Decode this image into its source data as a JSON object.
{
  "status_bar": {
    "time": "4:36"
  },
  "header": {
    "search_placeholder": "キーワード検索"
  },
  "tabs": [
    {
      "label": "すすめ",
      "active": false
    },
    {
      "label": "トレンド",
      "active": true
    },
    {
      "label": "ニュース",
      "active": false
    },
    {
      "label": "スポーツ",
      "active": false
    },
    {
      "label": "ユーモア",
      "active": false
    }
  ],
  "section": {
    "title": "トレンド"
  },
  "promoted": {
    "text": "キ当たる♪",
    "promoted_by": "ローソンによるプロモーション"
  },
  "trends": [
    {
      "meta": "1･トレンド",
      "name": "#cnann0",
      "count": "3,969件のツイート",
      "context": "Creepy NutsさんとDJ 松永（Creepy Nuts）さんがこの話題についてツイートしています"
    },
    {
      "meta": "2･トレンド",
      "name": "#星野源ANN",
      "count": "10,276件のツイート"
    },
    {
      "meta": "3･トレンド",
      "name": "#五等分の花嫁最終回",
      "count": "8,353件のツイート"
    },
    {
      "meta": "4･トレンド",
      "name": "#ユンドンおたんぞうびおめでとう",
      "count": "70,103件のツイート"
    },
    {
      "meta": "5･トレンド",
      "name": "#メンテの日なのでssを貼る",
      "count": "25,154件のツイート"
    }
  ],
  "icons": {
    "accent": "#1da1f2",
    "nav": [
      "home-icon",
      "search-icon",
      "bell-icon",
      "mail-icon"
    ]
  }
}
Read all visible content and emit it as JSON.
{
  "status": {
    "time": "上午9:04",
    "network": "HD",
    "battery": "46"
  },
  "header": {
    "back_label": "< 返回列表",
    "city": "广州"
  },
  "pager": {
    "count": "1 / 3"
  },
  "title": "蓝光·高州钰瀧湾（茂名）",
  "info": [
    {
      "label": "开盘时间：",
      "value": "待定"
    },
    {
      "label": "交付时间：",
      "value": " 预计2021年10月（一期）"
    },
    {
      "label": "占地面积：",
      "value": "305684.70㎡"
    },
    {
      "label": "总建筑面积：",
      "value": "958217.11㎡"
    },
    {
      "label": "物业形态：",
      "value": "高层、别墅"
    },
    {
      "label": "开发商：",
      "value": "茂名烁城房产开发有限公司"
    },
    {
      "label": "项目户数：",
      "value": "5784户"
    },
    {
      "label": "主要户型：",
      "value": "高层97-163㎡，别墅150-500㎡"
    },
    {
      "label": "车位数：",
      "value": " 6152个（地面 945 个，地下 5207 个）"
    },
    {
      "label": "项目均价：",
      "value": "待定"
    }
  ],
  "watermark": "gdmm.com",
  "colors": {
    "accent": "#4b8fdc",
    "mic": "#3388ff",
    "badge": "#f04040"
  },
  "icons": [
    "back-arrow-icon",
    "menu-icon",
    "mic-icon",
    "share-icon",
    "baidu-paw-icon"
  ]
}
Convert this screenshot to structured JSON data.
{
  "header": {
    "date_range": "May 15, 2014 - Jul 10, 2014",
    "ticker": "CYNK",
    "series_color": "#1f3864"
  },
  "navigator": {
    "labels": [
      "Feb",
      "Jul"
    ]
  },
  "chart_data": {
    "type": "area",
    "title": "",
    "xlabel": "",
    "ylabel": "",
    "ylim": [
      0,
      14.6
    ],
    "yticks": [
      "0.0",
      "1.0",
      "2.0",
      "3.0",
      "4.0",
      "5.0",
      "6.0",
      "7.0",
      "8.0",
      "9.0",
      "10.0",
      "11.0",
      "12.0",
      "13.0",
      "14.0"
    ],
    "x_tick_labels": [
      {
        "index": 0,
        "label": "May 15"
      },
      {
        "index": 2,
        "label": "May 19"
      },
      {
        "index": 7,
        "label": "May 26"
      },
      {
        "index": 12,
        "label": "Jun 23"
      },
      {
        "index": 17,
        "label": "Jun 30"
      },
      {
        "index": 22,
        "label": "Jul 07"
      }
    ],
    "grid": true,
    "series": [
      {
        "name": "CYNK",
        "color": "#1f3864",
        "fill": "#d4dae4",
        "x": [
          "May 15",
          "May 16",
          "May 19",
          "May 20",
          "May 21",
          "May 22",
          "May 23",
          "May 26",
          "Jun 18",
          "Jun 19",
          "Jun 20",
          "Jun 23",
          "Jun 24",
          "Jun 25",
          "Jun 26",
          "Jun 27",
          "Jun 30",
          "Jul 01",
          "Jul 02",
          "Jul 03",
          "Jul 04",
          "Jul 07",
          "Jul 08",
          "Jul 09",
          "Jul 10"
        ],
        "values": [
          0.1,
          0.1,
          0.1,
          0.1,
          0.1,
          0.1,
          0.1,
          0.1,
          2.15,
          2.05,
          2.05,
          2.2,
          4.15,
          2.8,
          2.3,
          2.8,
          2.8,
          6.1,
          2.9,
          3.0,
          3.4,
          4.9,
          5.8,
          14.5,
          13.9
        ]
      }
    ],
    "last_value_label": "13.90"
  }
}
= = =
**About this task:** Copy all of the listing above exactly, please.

**Task answer:**
Decode this image into its source data as a JSON object.
{
  "status_bar": {
    "time": "4:36"
  },
  "header": {
    "search_placeholder": "キーワード検索"
  },
  "tabs": [
    {
      "label": "すすめ",
      "active": false
    },
    {
      "label": "トレンド",
      "active": true
    },
    {
      "label": "ニュース",
      "active": false
    },
    {
      "label": "スポーツ",
      "active": false
    },
    {
      "label": "ユーモア",
      "active": false
    }
  ],
  "section": {
    "title": "トレンド"
  },
  "promoted": {
    "text": "キ当たる♪",
    "promoted_by": "ローソンによるプロモーション"
  },
  "trends": [
    {
      "meta": "1･トレンド",
      "name": "#cnann0",
      "count": "3,969件のツイート",
      "context": "Creepy NutsさんとDJ 松永（Creepy Nuts）さんがこの話題についてツイートしています"
    },
    {
      "meta": "2･トレンド",
      "name": "#星野源ANN",
      "count": "10,276件のツイート"
    },
    {
      "meta": "3･トレンド",
      "name": "#五等分の花嫁最終回",
      "count": "8,353件のツイート"
    },
    {
      "meta": "4･トレンド",
      "name": "#ユンドンおたんぞうびおめでとう",
      "count": "70,103件のツイート"
    },
    {
      "meta": "5･トレンド",
      "name": "#メンテの日なのでssを貼る",
      "count": "25,154件のツイート"
    }
  ],
  "icons": {
    "accent": "#1da1f2",
    "nav": [
      "home-icon",
      "search-icon",
      "bell-icon",
      "mail-icon"
    ]
  }
}
Read all visible content and emit it as JSON.
{
  "status": {
    "time": "上午9:04",
    "network": "HD",
    "battery": "46"
  },
  "header": {
    "back_label": "< 返回列表",
    "city": "广州"
  },
  "pager": {
    "count": "1 / 3"
  },
  "title": "蓝光·高州钰瀧湾（茂名）",
  "info": [
    {
      "label": "开盘时间：",
      "value": "待定"
    },
    {
      "label": "交付时间：",
      "value": " 预计2021年10月（一期）"
    },
    {
      "label": "占地面积：",
      "value": "305684.70㎡"
    },
    {
      "label": "总建筑面积：",
      "value": "958217.11㎡"
    },
    {
      "label": "物业形态：",
      "value": "高层、别墅"
    },
    {
      "label": "开发商：",
      "value": "茂名烁城房产开发有限公司"
    },
    {
      "label": "项目户数：",
      "value": "5784户"
    },
    {
      "label": "主要户型：",
      "value": "高层97-163㎡，别墅150-500㎡"
    },
    {
      "label": "车位数：",
      "value": " 6152个（地面 945 个，地下 5207 个）"
    },
    {
      "label": "项目均价：",
      "value": "待定"
    }
  ],
  "watermark": "gdmm.com",
  "colors": {
    "accent": "#4b8fdc",
    "mic": "#3388ff",
    "badge": "#f04040"
  },
  "icons": [
    "back-arrow-icon",
    "menu-icon",
    "mic-icon",
    "share-icon",
    "baidu-paw-icon"
  ]
}
Convert this screenshot to structured JSON data.
{
  "header": {
    "date_range": "May 15, 2014 - Jul 10, 2014",
    "ticker": "CYNK",
    "series_color": "#1f3864"
  },
  "navigator": {
    "labels": [
      "Feb",
      "Jul"
    ]
  },
  "chart_data": {
    "type": "area",
    "title": "",
    "xlabel": "",
    "ylabel": "",
    "ylim": [
      0,
      14.6
    ],
    "yticks": [
      "0.0",
      "1.0",
      "2.0",
      "3.0",
      "4.0",
      "5.0",
      "6.0",
      "7.0",
      "8.0",
      "9.0",
      "10.0",
      "11.0",
      "12.0",
      "13.0",
      "14.0"
    ],
    "x_tick_labels": [
      {
        "index": 0,
        "label": "May 15"
      },
      {
        "index": 2,
        "label": "May 19"
      },
      {
        "index": 7,
        "label": "May 26"
      },
      {
        "index": 12,
        "label": "Jun 23"
      },
      {
        "index": 17,
        "label": "Jun 30"
      },
      {
        "index": 22,
        "label": "Jul 07"
      }
    ],
    "grid": true,
    "series": [
      {
        "name": "CYNK",
        "color": "#1f3864",
        "fill": "#d4dae4",
        "x": [
          "May 15",
          "May 16",
          "May 19",
          "May 20",
          "May 21",
          "May 22",
          "May 23",
          "May 26",
          "Jun 18",
          "Jun 19",
          "Jun 20",
          "Jun 23",
          "Jun 24",
          "Jun 25",
          "Jun 26",
          "Jun 27",
          "Jun 30",
          "Jul 01",
          "Jul 02",
          "Jul 03",
          "Jul 04",
          "Jul 07",
          "Jul 08",
          "Jul 09",
          "Jul 10"
        ],
        "values": [
          0.1,
          0.1,
          0.1,
          0.1,
          0.1,
          0.1,
          0.1,
          0.1,
          2.15,
          2.05,
          2.05,
          2.2,
          4.15,
          2.8,
          2.3,
          2.8,
          2.8,
          6.1,
          2.9,
          3.0,
          3.4,
          4.9,
          5.8,
          14.5,
          13.9
        ]
      }
    ],
    "last_value_label": "13.90"
  }
}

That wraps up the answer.